And Sade Burrell, who went to elementary school dotted with bruises from beatings her mother delivered with a broomstick.

And Cece Hollis, who, at 16, called social services to escape from a mother who neglected and abused her and a younger sister.

And there are 20 other young men and women whose childhoods were ravaged by pain and abandonment. Former foster teens, they’re now college graduates thanks to Alex Smith and his foundation.

On Tuesday, Smith’s eight-year career with the 49ers officially ended when his trade to the Kansas City Chiefs was approved on the opening day of free agency in the NFL.

For most of his tenure, he was the Bay Area’s most polarizing athlete, a No. 1 overall draft pick who inspired endless debate about his ability. At the end, though, the conversation turned from his quarterbacking to his character.

In 2012, his mentoring of Colin Kaepernick, the phenom who stole his job in the midst of Smith’s long-awaited turnaround, inspired universal admiration. Before last month’s Super Bowl, Jim Harbaugh said his backup “coaches Colin now more than I do, and that speaks of the type of person and teammate Alex Smith is.”
Alex Smith Foundation

It was a final example of Smith’s decency, a quality on display through the years as he endured injuries, criticism and subpar performances without a classless word in response.

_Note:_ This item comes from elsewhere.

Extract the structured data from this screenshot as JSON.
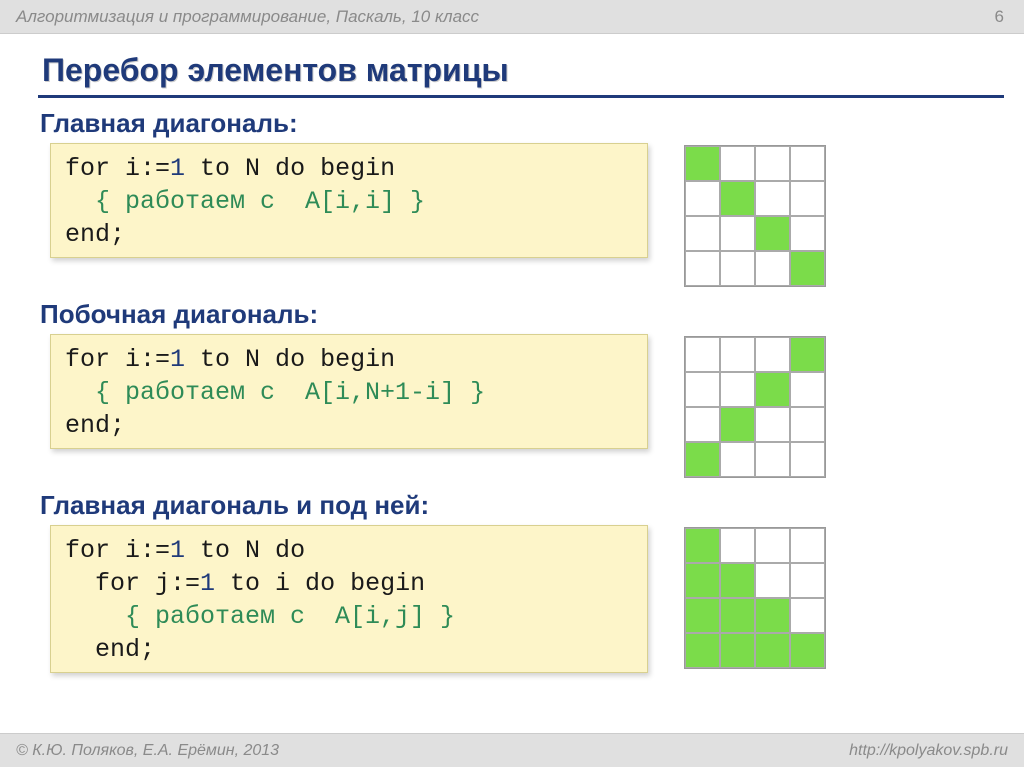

In the final analysis, Smith’s character will be a huge part of his legacy with the 49ers. Particularly when considering the work he’s quietly done through the Alex Smith Foundation.

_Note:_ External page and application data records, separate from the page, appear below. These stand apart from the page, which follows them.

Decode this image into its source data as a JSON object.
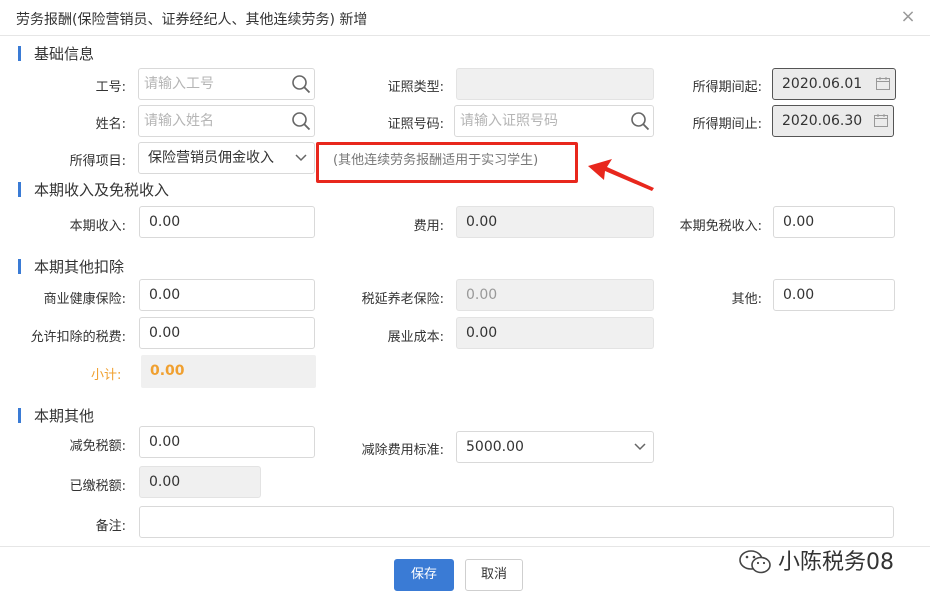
{
  "dialog": {
    "title": "劳务报酬(保险营销员、证券经纪人、其他连续劳务) 新增",
    "close_glyph": "×"
  },
  "sections": {
    "basic": "基础信息",
    "income": "本期收入及免税收入",
    "deductions": "本期其他扣除",
    "other": "本期其他"
  },
  "basic": {
    "emp_no_label": "工号:",
    "emp_no_placeholder": "请输入工号",
    "id_type_label": "证照类型:",
    "id_type_value": "",
    "period_start_label": "所得期间起:",
    "period_start_value": "2020.06.01",
    "name_label": "姓名:",
    "name_placeholder": "请输入姓名",
    "id_no_label": "证照号码:",
    "id_no_placeholder": "请输入证照号码",
    "period_end_label": "所得期间止:",
    "period_end_value": "2020.06.30",
    "item_label": "所得项目:",
    "item_value": "保险营销员佣金收入",
    "note": "(其他连续劳务报酬适用于实习学生)"
  },
  "income": {
    "income_label": "本期收入:",
    "income_value": "0.00",
    "expense_label": "费用:",
    "expense_value": "0.00",
    "tax_free_label": "本期免税收入:",
    "tax_free_value": "0.00"
  },
  "deductions": {
    "health_label": "商业健康保险:",
    "health_value": "0.00",
    "pension_label": "税延养老保险:",
    "pension_value": "0.00",
    "other_label": "其他:",
    "other_value": "0.00",
    "allowed_tax_label": "允许扣除的税费:",
    "allowed_tax_value": "0.00",
    "biz_cost_label": "展业成本:",
    "biz_cost_value": "0.00",
    "subtotal_label": "小计:",
    "subtotal_value": "0.00"
  },
  "other": {
    "reduction_label": "减免税额:",
    "reduction_value": "0.00",
    "standard_label": "减除费用标准:",
    "standard_value": "5000.00",
    "paid_label": "已缴税额:",
    "paid_value": "0.00",
    "remark_label": "备注:",
    "remark_value": ""
  },
  "footer": {
    "save": "保存",
    "cancel": "取消"
  },
  "watermark": "小陈税务08",
  "colors": {
    "accent": "#3a7bd5",
    "annotation": "#e8271d",
    "subtotal": "#f0a030"
  },
  "icons": [
    "search-icon",
    "calendar-icon",
    "chevron-down-icon",
    "close-icon",
    "wechat-icon",
    "arrow-annotation"
  ]
}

In 2007, two years after its inception, the foundation established the Alex Smith Guardian Scholars Program at San Diego State University. In the past six years, 23 of the 30 foster teens who received scholarships have graduated thanks, in part, to the staggering support they’ve received: up to five years’ tuition, year-round housing, books, mentors, career guidance, health services and living expenses.

The foundation has been funded in large part with Smith’s money. He’s also devoted his time – to support teens, who, until recently, were emancipated from the foster system at age 18.

No money. No support system. Good luck.

Smith became aware of their plight just days after he was drafted in 2005. His mother, Pam, who works in social services, took him to visit San Pasqual Academy, a residential school for foster teens outside San Diego. The trip had an unspoken purpose: She wanted her son to have an impact beyond football.